West Richland has long been leading the call for a regional approach to animal control.
Or even a dual effort with another municipality or county struggling with the daunting challenge of contending with rogue or lost animals.
But no other entity ever became serious about partnering with West Richland on animal control, which surely could have led to shared solutions and costs. The synergy of a partnership often brings more beneficial results than a solo effort.
Animal control came to the forefront a few years back when a playful but pathetically injured pup was found wandering in Franklin County, which still lacks formal animal control procedures.
The Good Samaritan who rescued Chocolate from his wanderings on badly broken legs soon came face to face with the problem. There was nowhere to take a stray. The burden would fall to her to pay for treatments and care for the dog, both beyond her good-hearted means. The public and a veterinary clinic came to the rescue after the dog's plight -- and uncertain fate -- were publicized.

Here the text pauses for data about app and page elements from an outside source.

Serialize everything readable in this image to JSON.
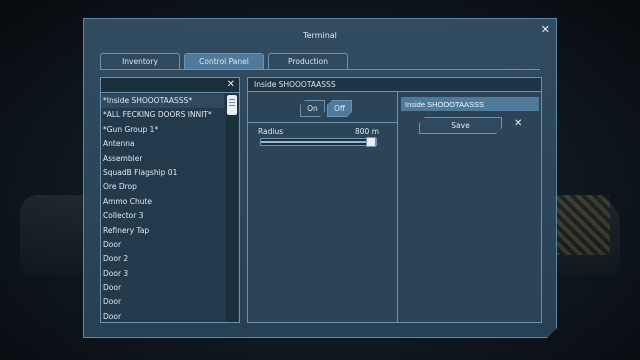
{
  "window": {
    "title": "Terminal",
    "close_glyph": "✕"
  },
  "tabs": [
    {
      "label": "Inventory",
      "active": false
    },
    {
      "label": "Control Panel",
      "active": true
    },
    {
      "label": "Production",
      "active": false
    }
  ],
  "block_list": {
    "search_value": "",
    "clear_glyph": "✕",
    "items": [
      "*Inside SHOOOTAASSS*",
      "*ALL FECKING DOORS INNIT*",
      "*Gun Group 1*",
      "Antenna",
      "Assembler",
      "SquadB Flagship 01",
      "Ore Drop",
      "Ammo Chute",
      "Collector 3",
      "Refinery Tap",
      "Door",
      "Door 2",
      "Door 3",
      "Door",
      "Door",
      "Door"
    ],
    "selected_index": 0,
    "scroll_position": 0.0
  },
  "detail": {
    "header": "Inside SHOOOTAASSS",
    "on_label": "On",
    "off_label": "Off",
    "power_state": "Off",
    "radius_label": "Radius",
    "radius_value": "800 m",
    "radius_fraction": 1.0,
    "name_value": "Inside SHOOOTAASSS",
    "save_label": "Save",
    "cancel_glyph": "✕"
  },
  "colors": {
    "accent": "#4f7a99",
    "panel": "#2b4457",
    "border": "#6b93b1"
  }
}
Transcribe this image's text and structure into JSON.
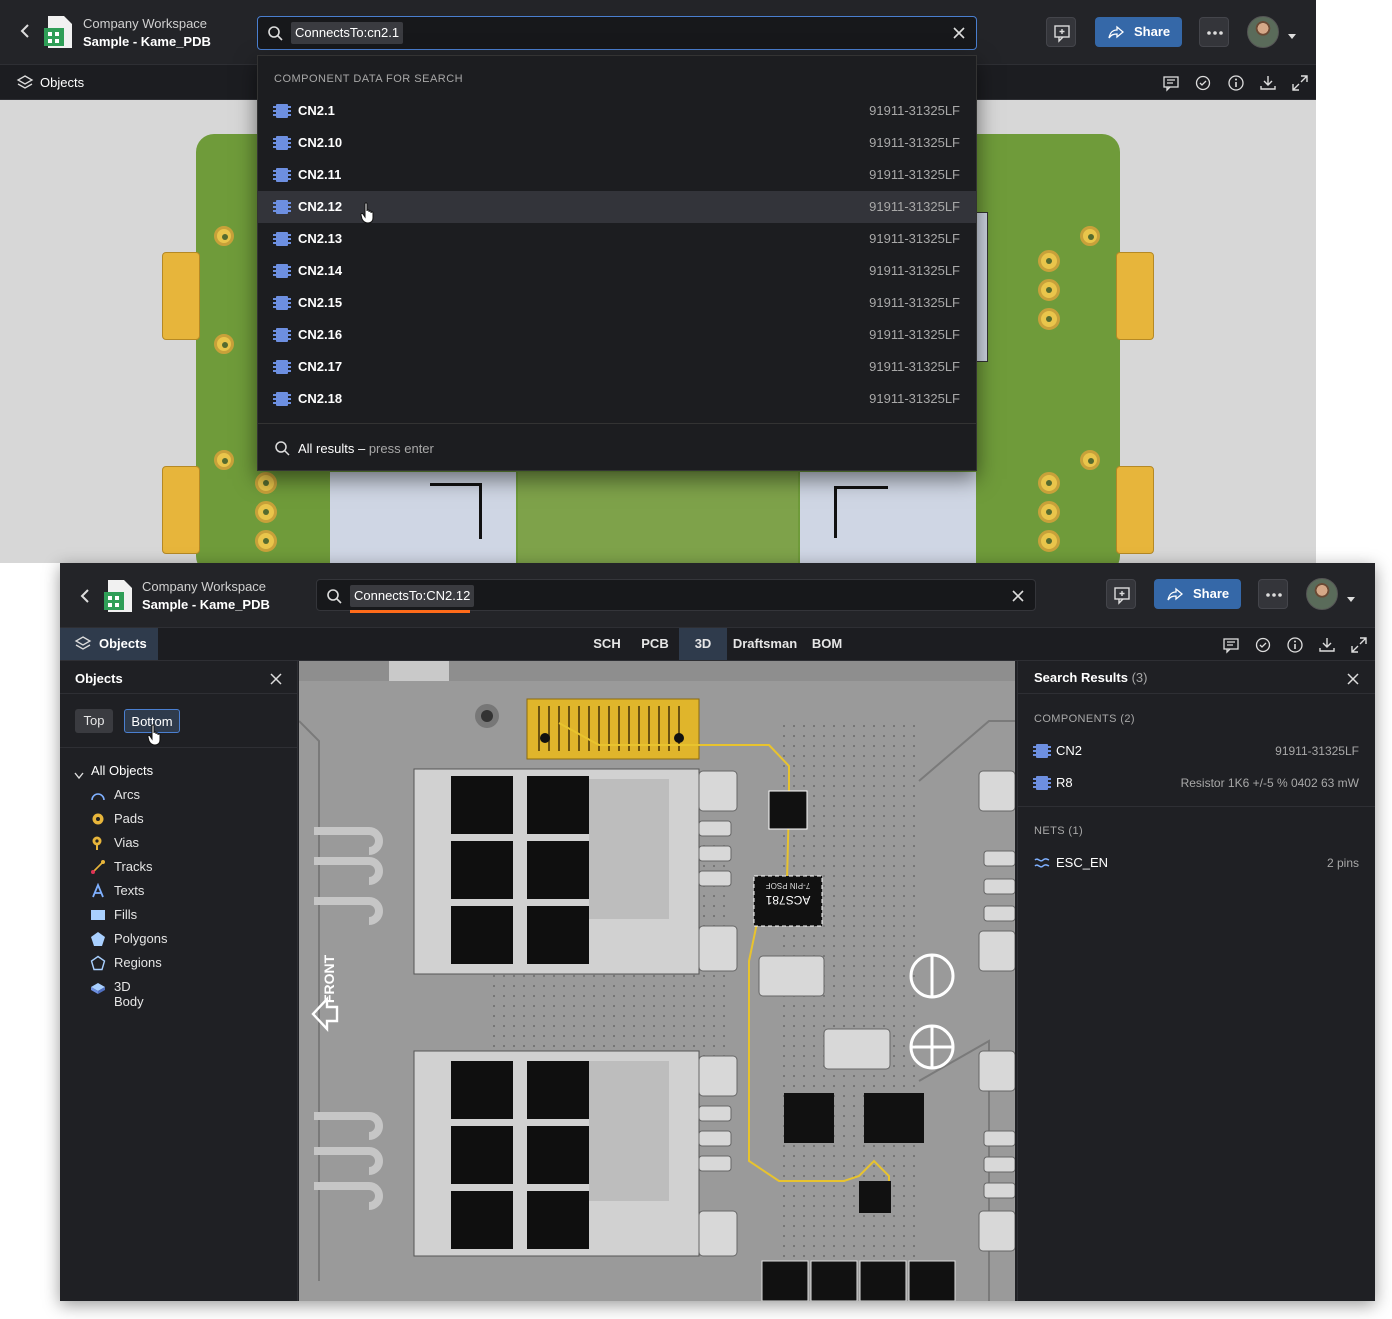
{
  "window1": {
    "workspace": "Company Workspace",
    "project": "Sample - Kame_PDB",
    "search_query": "ConnectsTo:cn2.1",
    "share_label": "Share",
    "objects_label": "Objects",
    "dropdown": {
      "header": "COMPONENT DATA FOR SEARCH",
      "items": [
        {
          "name": "CN2.1",
          "part": "91911-31325LF"
        },
        {
          "name": "CN2.10",
          "part": "91911-31325LF"
        },
        {
          "name": "CN2.11",
          "part": "91911-31325LF"
        },
        {
          "name": "CN2.12",
          "part": "91911-31325LF"
        },
        {
          "name": "CN2.13",
          "part": "91911-31325LF"
        },
        {
          "name": "CN2.14",
          "part": "91911-31325LF"
        },
        {
          "name": "CN2.15",
          "part": "91911-31325LF"
        },
        {
          "name": "CN2.16",
          "part": "91911-31325LF"
        },
        {
          "name": "CN2.17",
          "part": "91911-31325LF"
        },
        {
          "name": "CN2.18",
          "part": "91911-31325LF"
        }
      ],
      "hovered_index": 3,
      "all_results": "All results –",
      "press_enter": "press enter"
    }
  },
  "window2": {
    "workspace": "Company Workspace",
    "project": "Sample - Kame_PDB",
    "search_query": "ConnectsTo:CN2.12",
    "share_label": "Share",
    "objects_tab": "Objects",
    "view_tabs": [
      "SCH",
      "PCB",
      "3D",
      "Draftsman",
      "BOM"
    ],
    "active_view_tab": "3D",
    "objects_panel": {
      "title": "Objects",
      "side_top": "Top",
      "side_bottom": "Bottom",
      "all_objects": "All Objects",
      "items": [
        "Arcs",
        "Pads",
        "Vias",
        "Tracks",
        "Texts",
        "Fills",
        "Polygons",
        "Regions",
        "3D Body"
      ]
    },
    "board_labels": {
      "front": "FRONT",
      "chip_mark": "ACS781",
      "chip_sub": "7-PIN PSOF"
    },
    "search_results": {
      "title": "Search Results",
      "count": "(3)",
      "components_header": "COMPONENTS (2)",
      "components": [
        {
          "name": "CN2",
          "detail": "91911-31325LF"
        },
        {
          "name": "R8",
          "detail": "Resistor 1K6 +/-5 % 0402 63 mW"
        }
      ],
      "nets_header": "NETS (1)",
      "nets": [
        {
          "name": "ESC_EN",
          "detail": "2 pins"
        }
      ]
    }
  },
  "colors": {
    "accent_blue": "#3568a8",
    "underline_orange": "#ff6b1a",
    "trace_yellow": "#e8c32e"
  }
}
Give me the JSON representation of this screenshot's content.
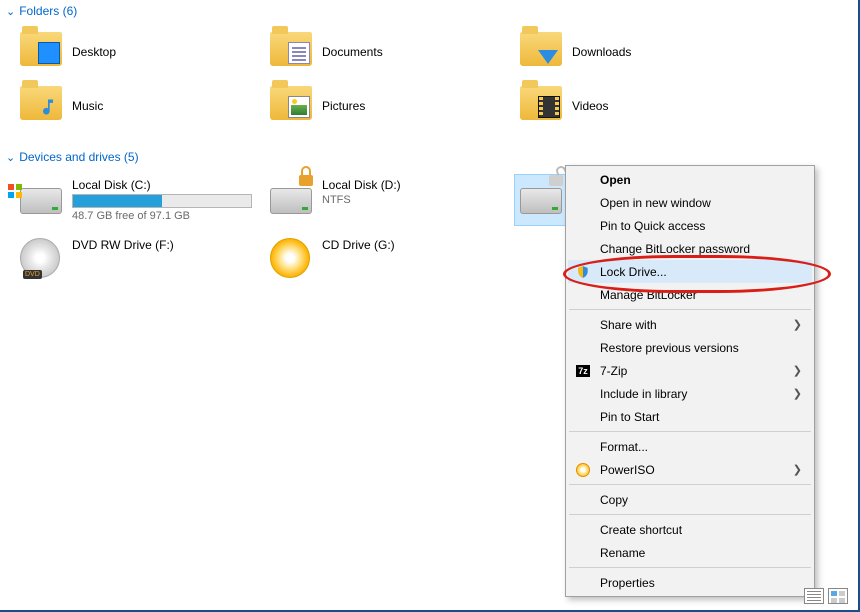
{
  "sections": {
    "folders_header": "Folders (6)",
    "drives_header": "Devices and drives (5)"
  },
  "folders": [
    {
      "label": "Desktop"
    },
    {
      "label": "Documents"
    },
    {
      "label": "Downloads"
    },
    {
      "label": "Music"
    },
    {
      "label": "Pictures"
    },
    {
      "label": "Videos"
    }
  ],
  "drives": {
    "c": {
      "name": "Local Disk (C:)",
      "free": "48.7 GB free of 97.1 GB",
      "fill_pct": 50
    },
    "d": {
      "name": "Local Disk (D:)",
      "sub": "NTFS"
    },
    "dvd": {
      "name": "DVD RW Drive (F:)"
    },
    "cd": {
      "name": "CD Drive (G:)"
    }
  },
  "context_menu": {
    "open": "Open",
    "open_new": "Open in new window",
    "pin_qa": "Pin to Quick access",
    "change_bl": "Change BitLocker password",
    "lock_drive": "Lock Drive...",
    "manage_bl": "Manage BitLocker",
    "share_with": "Share with",
    "restore": "Restore previous versions",
    "sevenzip": "7-Zip",
    "include_lib": "Include in library",
    "pin_start": "Pin to Start",
    "format": "Format...",
    "poweriso": "PowerISO",
    "copy": "Copy",
    "create_shortcut": "Create shortcut",
    "rename": "Rename",
    "properties": "Properties"
  }
}
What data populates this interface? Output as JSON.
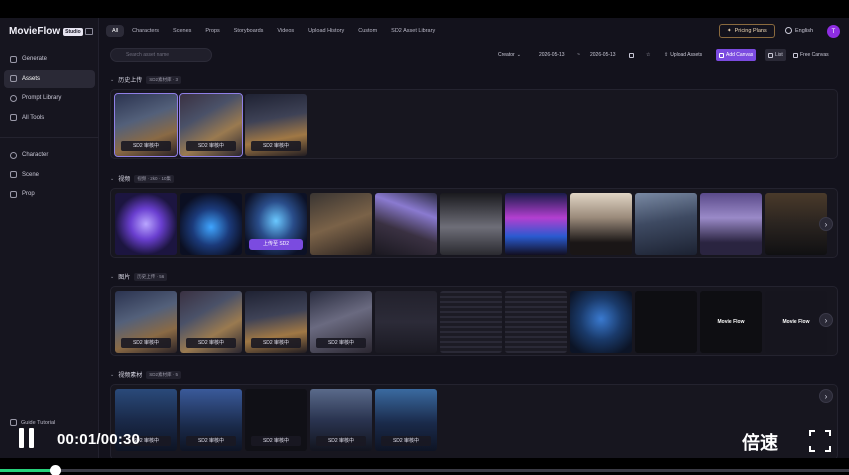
{
  "brand": {
    "name": "MovieFlow",
    "badge": "Studio"
  },
  "sidebar": {
    "items": [
      {
        "label": "Generate",
        "active": false
      },
      {
        "label": "Assets",
        "active": true
      },
      {
        "label": "Prompt Library",
        "active": false
      },
      {
        "label": "All Tools",
        "active": false
      }
    ],
    "items2": [
      {
        "label": "Character"
      },
      {
        "label": "Scene"
      },
      {
        "label": "Prop"
      }
    ],
    "guide": "Guide Tutorial"
  },
  "topbar": {
    "tabs": [
      "All",
      "Characters",
      "Scenes",
      "Props",
      "Storyboards",
      "Videos",
      "Upload History",
      "Custom",
      "SD2 Asset Library"
    ],
    "active_tab": "All",
    "pricing": "Pricing Plans",
    "language": "English",
    "avatar_initial": "T"
  },
  "toolbar": {
    "search_placeholder": "Search asset name",
    "creator": "Creator",
    "date_from": "2026-05-13",
    "date_sep": "~",
    "date_to": "2026-05-13",
    "upload": "Upload Assets",
    "add_canvas": "Add Canvas",
    "list": "List",
    "free_canvas": "Free Canvas"
  },
  "sections": [
    {
      "title": "历史上传",
      "badge": "SD2素材库 · 3"
    },
    {
      "title": "视频",
      "badge": "视频 · 2k0 · 10集"
    },
    {
      "title": "图片",
      "badge": "历史上传 · 56"
    },
    {
      "title": "视频素材",
      "badge": "SD2素材库 · 5"
    }
  ],
  "labels": {
    "sd2_review": "SD2 审核中",
    "upload_sd2": "上传至 SD2",
    "brand_mark": "Movie Flow"
  },
  "player": {
    "time": "00:01/00:30",
    "speed": "倍速",
    "progress": 0.065
  },
  "colors": {
    "accent": "#7b4be0",
    "background": "#13121c",
    "progress": "#27d07a"
  }
}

But it became apparent that not every stray dog would have a day with a fairy-tale ending like Chocolate. And it also became apparent that people were purposefully dumping animals in rural areas beyond the reach of animal control.
And that got people -- and governments -- talking. Animals, especially dogs, are a sympathetic topic. People want to help them. They don't want to see them mistreated. They want to see that the folks who dump animals, abandon them or hurt them, suffer consequences.
And that's where organized animal control efforts can help. That is unless a government decides not to deal with the problem.
Pasco, Kennewick and Richland pay for services through the Tri-Cities Animal Control Authority. West Richland needed partners to spread the cost.
The city tried with no success to get Benton County and Franklin County to partner on a regional facility. Benton County quickly made it known it would go solo on animal -- make that dog -- control by building a small and costly kennel to house a few dozen stray canines. A broader animal control plan was not addressed.
Franklin County just doesn't seem to consider animal control a priority, despite citizens' concerns about dangerous dogs, dog bite injuries and several heart-tugging stories of strays in need of assistance.
For the past year, West Richland's animal control had been handled by its police department. We hardly think that rounding up stray animals should be the role of the police force. The city had about $75,000 annually to dedicate to animal control but the cost to join the Tri-Cities Animal Control Authority was more than $100,000.
The city's police chief wanted out of the animal control business, and we don't blame him. Officers responded to 480 animal calls last year. Their efforts should be focused on preventing and solving crimes.
The West Richland City Council agreed last week to use its money to hire an animal control officer to provide basic services.
We applaud West Richland for its efforts and understand the need for the city to take action for the quality of life of its residents, but it's frustrating to think how much better animal control services could be with a unified effort.
Stray animals can't see city or county boundaries as they wander in search of a home. Animal control truly is a regional problem, one that could be served with a centralized shared facility and a plan with a broader focus.
But, for now and into the foreseeable future, that is not going to happen, leaving the citizens and the animals of our region without the service they deserve.